Tag Archives: Older care

What can we do to improve care in the home?

At its worst, the current system encourages neglect and poor care. But we need help to spread great homecare across the UK

Homecare staff

‘We have to ensure that care and support is built around the person – what they need, how they can best be cared for, what they want,’ says Norman Lamb.

We currently have a system that at its worst can reward and promote poor care, encourage low wages and allow neglect to flourish. While we know that homecare, for the most part, is carried out to a good standard – it still leaves far too many cases of poor and unacceptable levels of care in the home.

One of the most common complaints I come across is where care is carried out by the clock. Carers will come to the house and have a time slot of around 15 minutes to get everything done and be off to the next appointment. But 15 minutes may not be enough to do what is needed. So appointments are rushed through – trying to get everything done – in or out of bed; getting washed; trying to bolt down food or take medication. It is no wonder that these visits can be stressful and unpleasant.
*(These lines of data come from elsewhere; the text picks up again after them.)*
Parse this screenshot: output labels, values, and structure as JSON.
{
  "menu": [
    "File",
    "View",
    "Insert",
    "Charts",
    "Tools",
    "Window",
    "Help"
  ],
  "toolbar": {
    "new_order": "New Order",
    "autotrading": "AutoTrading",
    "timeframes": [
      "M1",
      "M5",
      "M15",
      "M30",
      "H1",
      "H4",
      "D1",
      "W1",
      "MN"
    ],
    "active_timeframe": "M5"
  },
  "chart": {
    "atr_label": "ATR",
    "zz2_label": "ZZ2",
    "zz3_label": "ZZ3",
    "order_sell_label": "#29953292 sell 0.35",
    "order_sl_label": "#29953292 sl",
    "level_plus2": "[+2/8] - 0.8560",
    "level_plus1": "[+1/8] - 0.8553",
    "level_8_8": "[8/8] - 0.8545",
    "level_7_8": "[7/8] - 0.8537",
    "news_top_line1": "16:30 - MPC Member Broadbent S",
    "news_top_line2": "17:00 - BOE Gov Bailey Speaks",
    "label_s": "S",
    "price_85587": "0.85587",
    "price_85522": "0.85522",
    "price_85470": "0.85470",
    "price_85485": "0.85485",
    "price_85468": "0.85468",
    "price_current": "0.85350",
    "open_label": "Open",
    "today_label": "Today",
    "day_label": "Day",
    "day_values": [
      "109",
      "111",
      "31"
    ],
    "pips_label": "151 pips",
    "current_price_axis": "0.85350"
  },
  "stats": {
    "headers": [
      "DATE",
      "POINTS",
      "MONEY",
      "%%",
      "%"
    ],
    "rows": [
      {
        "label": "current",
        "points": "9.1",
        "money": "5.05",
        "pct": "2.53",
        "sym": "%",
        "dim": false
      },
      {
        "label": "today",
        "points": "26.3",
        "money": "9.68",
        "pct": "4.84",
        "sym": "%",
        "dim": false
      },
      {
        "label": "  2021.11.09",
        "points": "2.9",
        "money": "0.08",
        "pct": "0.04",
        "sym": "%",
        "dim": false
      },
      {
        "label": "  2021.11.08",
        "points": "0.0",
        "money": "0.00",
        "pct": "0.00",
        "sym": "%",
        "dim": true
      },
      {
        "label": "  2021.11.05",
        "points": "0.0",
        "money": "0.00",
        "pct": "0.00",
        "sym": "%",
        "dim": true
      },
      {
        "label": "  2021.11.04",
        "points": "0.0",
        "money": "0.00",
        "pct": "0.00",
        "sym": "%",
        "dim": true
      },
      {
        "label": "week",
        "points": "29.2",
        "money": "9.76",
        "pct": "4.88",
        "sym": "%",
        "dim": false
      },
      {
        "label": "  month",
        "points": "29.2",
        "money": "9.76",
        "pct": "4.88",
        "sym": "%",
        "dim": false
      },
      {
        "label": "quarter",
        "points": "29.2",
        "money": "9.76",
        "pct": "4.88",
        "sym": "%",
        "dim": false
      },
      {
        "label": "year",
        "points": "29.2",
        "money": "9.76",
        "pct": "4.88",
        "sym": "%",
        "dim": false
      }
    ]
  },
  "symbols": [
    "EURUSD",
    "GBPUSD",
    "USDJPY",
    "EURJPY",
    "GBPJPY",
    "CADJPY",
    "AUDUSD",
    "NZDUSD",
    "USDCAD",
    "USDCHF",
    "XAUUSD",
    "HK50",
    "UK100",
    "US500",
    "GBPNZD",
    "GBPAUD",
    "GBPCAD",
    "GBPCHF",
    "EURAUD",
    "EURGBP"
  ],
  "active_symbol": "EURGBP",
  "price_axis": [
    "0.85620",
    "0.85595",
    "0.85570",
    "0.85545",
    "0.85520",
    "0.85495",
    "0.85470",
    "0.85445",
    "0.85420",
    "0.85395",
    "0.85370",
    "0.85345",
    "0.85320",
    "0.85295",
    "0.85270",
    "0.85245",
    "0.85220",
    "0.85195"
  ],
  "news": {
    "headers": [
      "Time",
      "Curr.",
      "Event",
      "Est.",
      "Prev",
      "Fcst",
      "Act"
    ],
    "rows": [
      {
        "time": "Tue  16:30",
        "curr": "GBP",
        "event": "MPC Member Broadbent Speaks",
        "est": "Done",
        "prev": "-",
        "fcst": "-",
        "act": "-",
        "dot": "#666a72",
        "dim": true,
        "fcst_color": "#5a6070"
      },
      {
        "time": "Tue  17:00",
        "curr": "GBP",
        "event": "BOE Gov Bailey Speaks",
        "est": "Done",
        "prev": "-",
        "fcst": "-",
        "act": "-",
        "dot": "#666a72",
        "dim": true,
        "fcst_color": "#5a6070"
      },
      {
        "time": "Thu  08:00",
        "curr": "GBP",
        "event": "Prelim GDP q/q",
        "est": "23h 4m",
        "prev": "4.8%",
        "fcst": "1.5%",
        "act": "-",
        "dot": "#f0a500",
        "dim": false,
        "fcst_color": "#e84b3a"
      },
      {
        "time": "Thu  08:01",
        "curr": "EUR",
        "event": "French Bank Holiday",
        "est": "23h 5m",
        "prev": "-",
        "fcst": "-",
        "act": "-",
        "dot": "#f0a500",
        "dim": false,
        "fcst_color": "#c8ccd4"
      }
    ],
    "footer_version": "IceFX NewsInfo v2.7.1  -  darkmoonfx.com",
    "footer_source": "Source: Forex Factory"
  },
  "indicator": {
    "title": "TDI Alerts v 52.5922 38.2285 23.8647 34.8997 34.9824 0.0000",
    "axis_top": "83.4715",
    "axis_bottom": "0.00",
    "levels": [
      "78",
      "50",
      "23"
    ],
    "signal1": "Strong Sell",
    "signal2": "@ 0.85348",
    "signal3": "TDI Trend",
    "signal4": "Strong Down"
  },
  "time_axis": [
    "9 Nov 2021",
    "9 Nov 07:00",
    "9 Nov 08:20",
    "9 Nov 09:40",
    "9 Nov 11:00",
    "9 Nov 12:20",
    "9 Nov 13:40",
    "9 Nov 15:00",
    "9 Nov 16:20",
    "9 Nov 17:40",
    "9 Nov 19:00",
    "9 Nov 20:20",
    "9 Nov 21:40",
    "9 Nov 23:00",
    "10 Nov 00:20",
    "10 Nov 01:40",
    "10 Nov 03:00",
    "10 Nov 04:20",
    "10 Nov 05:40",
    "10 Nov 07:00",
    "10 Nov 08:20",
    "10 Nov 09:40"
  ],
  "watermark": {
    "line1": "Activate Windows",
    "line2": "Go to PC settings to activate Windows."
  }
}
‘Woefully inadequate homecare presents a massive challenge’

Government summit hears that reform is needed to reverse ‘race to the bottom’ on care amid budget squeeze and ageing population



Homecare summit

The summit brought together homecare providers and local authorities, as well as frontline carers and technology and design experts. Photograph: Anna Gordon for the Guardian


The timing was accidental — but striking. On the day the government was hosting a summit to drive improvements in the way some of the most vulnerable members of society are cared for at home, the BBC released TV footage showing the human impact of failings in the system. The scenes showing an 83-year-old woman becoming upset as her carer failed to turn up on time were a stark reminder that some of the care provided to people in their own homes is woefully inadequate.

As care and support minister Norman Lamb put it: “The report on the BBC was not an isolated experience — we know there are lots of examples, along with the very good care we also see. We have all got a responsibility to address the fact that there are some very vulnerable people at risk in their own homes. Behind your own front door you are particularly vulnerable because no one can see what’s happening.”

Comment: Don’t pay MPs a penny more

If they live like the rich they will have the concerns of the rich.

Monday, 1 July 2013 8:56 AM By

Although it can never be said in public, there is a consensus in professional circles. MPs, we are told, need to be paid more.

It is considered one of the great political unsayables: a truth recognised in private which can never be uttered in public, like drug law reform or an amnesty for illegal immigrants. This is not confined just to the political class. You find this view among many professionals and businesspeople. It is common among that most select and self-serving of groups: people who are paid a lot of money.